Benedikt Pontzen is an anthropologist working on West Africa, particularly Ghana and Asante. His main area of research are the ethnography and historiography of Asante, the Anthropology of Islam, especially in Sub-Saharan Africa, and the Anthropology of Religion. He has conducted long-term stationary fieldwork on Muslim minorities and their lived religion in Asante and carried out some preliminary fieldwork on “African Traditional Religion” in the same region. His postdoc project will focus on the changing history and presence of “African Traditional Religion” in Asante and its transregional entanglements. With these ethnographic case studies, Pontzen wishes to supplement the otherwise largely Christianity centered literature on religion(s) in the region and to contribute to a comparative understanding of the lifeworld of the people living in Asante. A further research topic is to challenge and to rethink the implicit Eurocentric assumptions of the concept named “religion.”
Postdoctoral Research Project
I propose a rethinking of “African Traditional Religion” (“ATR”) in Asante, Ghana, and the people's active involvement in this sphere as an interface of the local and the global, “tradition” and “modernity,” and as a space to (re)negotiate one's outlook on the world, one's values, and one's encounter with an “other” however conceived. As argued by Paulin Hountondji, we have to recenter Africa, if we wish to study the lifeworlds of this continent. This has also been argued by other authors writing on Sub-Saharan Africa who have pointed out that “the spiritual” – taken either as possession, as religion, or as witchcraft – is not only highly adaptable to change, but quite a central sphere for the communal (re)negotiations, narrations, and sense-makings of the people across the continent. Through these, they (re)connect with their traditions and the wider world, integrating the one into the other. Thus, I do not suggest an essentialization or a reification of these religious phenomena as “African” or an understanding of them as petrified “traditions;” on the contrary, they are anything but homogeneous or unchanging.
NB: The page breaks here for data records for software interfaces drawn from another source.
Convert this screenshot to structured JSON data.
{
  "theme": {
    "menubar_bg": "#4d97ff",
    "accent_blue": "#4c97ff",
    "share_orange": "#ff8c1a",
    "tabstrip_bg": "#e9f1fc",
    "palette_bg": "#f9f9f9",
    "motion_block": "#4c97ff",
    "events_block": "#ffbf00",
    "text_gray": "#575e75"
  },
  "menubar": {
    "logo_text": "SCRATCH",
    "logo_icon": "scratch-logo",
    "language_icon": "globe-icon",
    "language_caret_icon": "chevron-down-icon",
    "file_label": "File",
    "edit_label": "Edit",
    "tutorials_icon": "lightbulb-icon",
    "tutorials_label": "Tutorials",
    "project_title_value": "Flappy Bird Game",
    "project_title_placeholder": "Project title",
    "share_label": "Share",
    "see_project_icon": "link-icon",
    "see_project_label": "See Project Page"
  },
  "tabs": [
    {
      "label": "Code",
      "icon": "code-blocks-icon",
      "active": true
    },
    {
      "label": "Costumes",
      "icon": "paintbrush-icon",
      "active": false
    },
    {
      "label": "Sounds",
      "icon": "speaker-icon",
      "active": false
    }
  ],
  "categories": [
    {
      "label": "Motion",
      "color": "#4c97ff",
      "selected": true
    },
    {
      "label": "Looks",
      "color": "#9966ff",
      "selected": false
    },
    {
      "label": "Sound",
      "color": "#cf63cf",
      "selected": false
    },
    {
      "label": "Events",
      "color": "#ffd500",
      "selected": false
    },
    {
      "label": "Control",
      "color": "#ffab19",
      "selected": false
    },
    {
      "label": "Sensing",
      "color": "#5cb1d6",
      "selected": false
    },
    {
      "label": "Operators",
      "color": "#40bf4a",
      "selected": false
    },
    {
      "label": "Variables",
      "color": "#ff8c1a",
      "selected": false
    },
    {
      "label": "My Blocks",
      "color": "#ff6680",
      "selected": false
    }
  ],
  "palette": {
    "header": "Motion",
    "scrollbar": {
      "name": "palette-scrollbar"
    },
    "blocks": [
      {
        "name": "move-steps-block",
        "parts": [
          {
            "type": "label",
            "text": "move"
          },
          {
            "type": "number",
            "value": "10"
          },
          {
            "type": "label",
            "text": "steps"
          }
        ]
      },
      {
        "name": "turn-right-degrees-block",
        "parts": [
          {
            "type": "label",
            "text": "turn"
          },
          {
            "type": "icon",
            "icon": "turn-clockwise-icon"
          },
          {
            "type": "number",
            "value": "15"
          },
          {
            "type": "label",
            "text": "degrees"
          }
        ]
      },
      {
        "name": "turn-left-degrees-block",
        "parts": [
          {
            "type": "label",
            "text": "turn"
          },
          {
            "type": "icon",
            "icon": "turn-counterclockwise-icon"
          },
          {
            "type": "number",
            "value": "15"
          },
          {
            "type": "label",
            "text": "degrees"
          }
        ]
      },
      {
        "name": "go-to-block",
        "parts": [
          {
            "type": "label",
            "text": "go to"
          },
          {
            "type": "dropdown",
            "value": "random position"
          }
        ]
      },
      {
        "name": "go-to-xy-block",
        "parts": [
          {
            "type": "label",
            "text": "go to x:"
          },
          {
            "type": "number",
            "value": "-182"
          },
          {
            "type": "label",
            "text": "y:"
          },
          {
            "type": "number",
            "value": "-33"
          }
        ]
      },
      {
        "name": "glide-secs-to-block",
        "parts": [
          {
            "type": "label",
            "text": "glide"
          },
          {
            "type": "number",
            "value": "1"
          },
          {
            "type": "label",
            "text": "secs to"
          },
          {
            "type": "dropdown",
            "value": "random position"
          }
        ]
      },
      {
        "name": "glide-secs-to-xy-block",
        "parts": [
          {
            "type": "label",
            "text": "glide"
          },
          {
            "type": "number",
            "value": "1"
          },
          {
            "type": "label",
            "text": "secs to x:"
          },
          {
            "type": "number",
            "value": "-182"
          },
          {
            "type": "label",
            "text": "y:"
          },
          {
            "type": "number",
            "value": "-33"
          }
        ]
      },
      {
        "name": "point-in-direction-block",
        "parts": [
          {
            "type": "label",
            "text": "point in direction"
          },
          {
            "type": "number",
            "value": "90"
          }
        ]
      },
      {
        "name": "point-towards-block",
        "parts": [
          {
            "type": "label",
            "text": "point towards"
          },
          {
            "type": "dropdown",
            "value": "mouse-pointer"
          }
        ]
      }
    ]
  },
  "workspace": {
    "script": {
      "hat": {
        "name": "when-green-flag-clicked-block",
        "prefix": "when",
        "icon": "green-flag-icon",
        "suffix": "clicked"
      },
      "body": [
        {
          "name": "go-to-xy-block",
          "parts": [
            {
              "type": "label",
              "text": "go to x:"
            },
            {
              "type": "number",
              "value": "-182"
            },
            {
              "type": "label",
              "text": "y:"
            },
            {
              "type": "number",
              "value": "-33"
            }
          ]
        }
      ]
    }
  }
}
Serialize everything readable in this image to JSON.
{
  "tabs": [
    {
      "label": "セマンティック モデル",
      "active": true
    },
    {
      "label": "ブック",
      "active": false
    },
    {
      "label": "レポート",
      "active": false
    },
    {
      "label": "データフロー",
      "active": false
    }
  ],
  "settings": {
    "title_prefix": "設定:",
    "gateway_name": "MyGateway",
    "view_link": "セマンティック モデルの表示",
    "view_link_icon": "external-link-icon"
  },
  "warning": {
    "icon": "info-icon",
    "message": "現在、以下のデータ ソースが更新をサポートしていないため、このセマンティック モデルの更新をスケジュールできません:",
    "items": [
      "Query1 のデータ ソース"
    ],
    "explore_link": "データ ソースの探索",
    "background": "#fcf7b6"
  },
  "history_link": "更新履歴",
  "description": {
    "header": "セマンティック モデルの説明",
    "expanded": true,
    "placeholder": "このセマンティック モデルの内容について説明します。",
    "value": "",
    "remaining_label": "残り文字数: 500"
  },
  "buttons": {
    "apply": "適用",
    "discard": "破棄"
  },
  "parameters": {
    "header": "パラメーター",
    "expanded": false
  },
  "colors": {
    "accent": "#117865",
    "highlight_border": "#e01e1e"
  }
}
My approach rather stresses the (re)contextualization of these phenomena within their specific setting and a close attention to their changing dynamics, internal differences, and the ongoing contestations around them. “ATR” in Ghana is part and parcel of people's “being-in” and making sense of the world and as such as much affected by as affecting it in turn, and the resulting dynamics shall be the research topic of this project.
(outline by Dr. Benedikt Pontzen)
REVIEW: Ordinary Lives and Grand Schemes, An Anthropology of Everyday Religion – Edited by Samuli Schielke & Liza Debevec. October 2014.